EU Complains of Chinese Censorship After State Media Deletes Diplomats' Reference to Pandemic Origins

The European Union has accused China of censoring a letter signed by the bloc's ambassadors to the country and published in a state-controlled newspaper, removing a passage suggesting that the coronavirus pandemic originated in China.

EU Ambassador to China Nicolas Chapuis and the ambassadors of the 27 EU states to Beijing co-authored a letter published Wednesday on the EU mission to China's website and by the China Daily newspaper, which is owned by the Chinese Communist Party's propaganda department. The letter called for closer cooperation between Brussels and Beijing, despite political concerns over the COVID-19 pandemic.

The original letter included the passage: "But the outbreak of the coronavirus in China, and its subsequent spread to the rest of the world over the past three months, has meant that our pre-existing plans have been temporarily side-tracked."

This passage meant the article was initially barred from publication by the Chinese foreign ministry. The EU decided to allow the passage to be removed from the English version published, but China Daily did not print the article in full in Chinese as agreed, the EU said.

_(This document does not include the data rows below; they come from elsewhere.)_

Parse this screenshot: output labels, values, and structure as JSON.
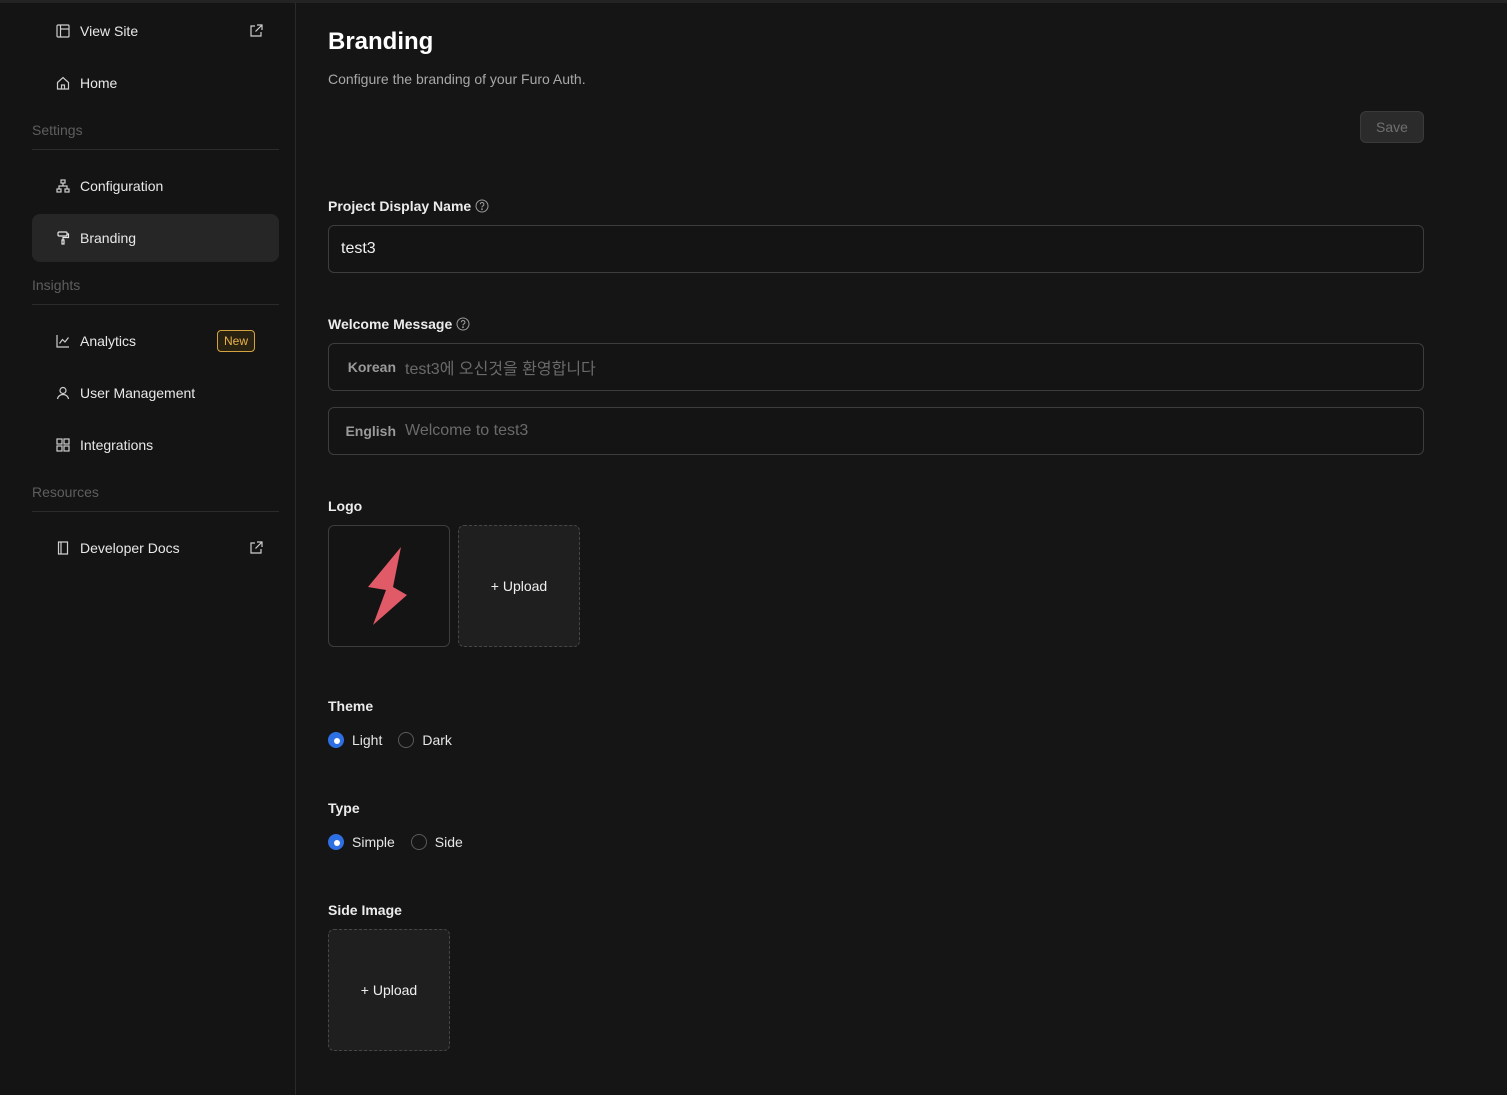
{
  "sidebar": {
    "items": [
      {
        "label": "View Site"
      },
      {
        "label": "Home"
      },
      {
        "label": "Configuration"
      },
      {
        "label": "Branding"
      },
      {
        "label": "Analytics",
        "badge": "New"
      },
      {
        "label": "User Management"
      },
      {
        "label": "Integrations"
      },
      {
        "label": "Developer Docs"
      }
    ],
    "sections": {
      "settings": "Settings",
      "insights": "Insights",
      "resources": "Resources"
    }
  },
  "header": {
    "title": "Branding",
    "subtitle": "Configure the branding of your Furo Auth.",
    "save_label": "Save"
  },
  "form": {
    "display_name": {
      "label": "Project Display Name",
      "value": "test3"
    },
    "welcome": {
      "label": "Welcome Message",
      "korean_prefix": "Korean",
      "korean_placeholder": "test3에 오신것을 환영합니다",
      "english_prefix": "English",
      "english_placeholder": "Welcome to test3"
    },
    "logo": {
      "label": "Logo",
      "upload_label": "+ Upload"
    },
    "theme": {
      "label": "Theme",
      "options": [
        "Light",
        "Dark"
      ],
      "selected": "Light"
    },
    "type": {
      "label": "Type",
      "options": [
        "Simple",
        "Side"
      ],
      "selected": "Simple"
    },
    "side_image": {
      "label": "Side Image",
      "upload_label": "+ Upload"
    }
  },
  "colors": {
    "accent": "#2f6fe4",
    "logo": "#e05a67",
    "badge": "#e7b34e"
  }
}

Virginie Battu-Henriksson, an EU spokesperson on foreign affairs, told Newsweek that the EU delegation in China was told that the letter could only be published "with the agreement of the Chinese Ministry of Foreign Affairs."

In response, "The EU delegation to China made known its concerns to the Ministry of Foreign Affairs in no uncertain terms, both on the process and on the request to remove part of a sentence related to the origins and spread of coronavirus to allow publication," Battu-Henriksson explained.

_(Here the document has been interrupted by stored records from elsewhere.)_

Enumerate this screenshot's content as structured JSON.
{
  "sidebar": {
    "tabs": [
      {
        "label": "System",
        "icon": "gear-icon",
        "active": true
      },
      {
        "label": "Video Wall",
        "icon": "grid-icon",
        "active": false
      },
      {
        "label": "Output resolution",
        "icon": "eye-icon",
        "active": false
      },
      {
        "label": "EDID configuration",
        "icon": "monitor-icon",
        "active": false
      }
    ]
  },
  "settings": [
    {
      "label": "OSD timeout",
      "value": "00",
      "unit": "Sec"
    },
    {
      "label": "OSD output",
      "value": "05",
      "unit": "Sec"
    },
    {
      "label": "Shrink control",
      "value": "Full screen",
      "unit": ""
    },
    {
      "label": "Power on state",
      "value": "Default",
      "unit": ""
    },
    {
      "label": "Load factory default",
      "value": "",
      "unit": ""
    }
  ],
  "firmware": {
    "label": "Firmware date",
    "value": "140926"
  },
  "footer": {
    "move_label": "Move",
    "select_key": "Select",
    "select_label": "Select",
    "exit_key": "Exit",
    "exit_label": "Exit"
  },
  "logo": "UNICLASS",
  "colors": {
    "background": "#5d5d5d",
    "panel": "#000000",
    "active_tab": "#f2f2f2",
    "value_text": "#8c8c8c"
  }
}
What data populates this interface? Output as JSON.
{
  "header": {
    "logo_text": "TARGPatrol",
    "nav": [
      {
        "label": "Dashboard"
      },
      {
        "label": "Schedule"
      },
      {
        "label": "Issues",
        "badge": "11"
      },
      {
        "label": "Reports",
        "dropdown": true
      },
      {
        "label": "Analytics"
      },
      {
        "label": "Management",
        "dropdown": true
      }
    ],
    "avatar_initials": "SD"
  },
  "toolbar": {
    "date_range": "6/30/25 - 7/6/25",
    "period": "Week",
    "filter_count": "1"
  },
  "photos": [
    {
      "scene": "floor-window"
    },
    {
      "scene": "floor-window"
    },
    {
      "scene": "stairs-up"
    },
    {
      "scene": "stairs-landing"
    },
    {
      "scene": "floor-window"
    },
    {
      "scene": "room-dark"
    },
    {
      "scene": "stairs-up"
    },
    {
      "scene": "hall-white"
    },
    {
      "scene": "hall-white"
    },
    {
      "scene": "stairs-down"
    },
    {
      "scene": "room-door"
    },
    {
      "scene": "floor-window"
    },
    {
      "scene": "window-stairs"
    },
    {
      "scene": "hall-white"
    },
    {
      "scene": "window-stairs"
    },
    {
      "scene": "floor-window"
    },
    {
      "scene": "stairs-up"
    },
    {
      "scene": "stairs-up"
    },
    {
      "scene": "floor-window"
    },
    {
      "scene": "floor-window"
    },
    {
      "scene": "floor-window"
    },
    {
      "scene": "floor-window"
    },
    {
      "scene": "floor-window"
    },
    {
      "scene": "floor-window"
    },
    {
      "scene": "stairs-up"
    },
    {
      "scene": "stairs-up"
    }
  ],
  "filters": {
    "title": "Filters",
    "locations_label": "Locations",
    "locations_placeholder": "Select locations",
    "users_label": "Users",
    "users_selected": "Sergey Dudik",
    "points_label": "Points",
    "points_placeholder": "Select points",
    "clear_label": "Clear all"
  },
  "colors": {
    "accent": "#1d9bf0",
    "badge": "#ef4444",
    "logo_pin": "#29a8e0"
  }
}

Ultimately, the EU diplomats agreed—"with considerable reluctance"—to allow the article to be published without the controversial passage, meaning it could be published to coincide with the 45th anniversary of EU-China diplomatic relations. Battu-Henriksson said, "We regret that the [article] was not published in full by the China Daily."

Battu-Henriksson said the full article was distributed to other Chinese publications, some of which published it in Chinese "in its original unedited form."

Newsweek has contacted the Chinese mission to the EU to request comment on why the article was censored and whether the Chinese government was involved in the decision.

Battu-Henriksson told Newsweek that the EU is "acutely aware of the fact that China does not have a free press, does have state-controlled media, and does have censorship." She noted that the bloc is pushing China to end these practices.

The spokesperson added that China is simultaneously a partner, an economic competitor and a "systemic rival, promoting alternative models of governance." Nonetheless, Battu-Henriksson said the EU and China have "a broad and deep positive agenda on all aspects of our relationship."

Also on Wednesday, the Chinese ambassador to the EU wrote an op-ed urging closer economic ties between Brussels and Beijing, noting the investment treaty being negotiated since 2013. Officials hoped the treaty could be signed when President Xi Jinping attended the EU summit in Germany in September, but the pandemic has thrown the plans into doubt.

European officials—including EU Commission President Ursula von der Leyen—have called on China to support an international probe into the origins of the coronavirus outbreak, though on Wednesday Beijing's ambassador to the UN in Geneva rejected the proposal.

Beijing has also reacted angrily to an EU report suggesting that China has been spreading disinformation about the pandemic, designed to undermine Western governments.

China, EU, coronavirus, censorship, diplomats, state media
A pedestrian wears a protective face mask as he walks past a banner in front of The European Union Commission building in Brussels, Belgium on May 6, 2020.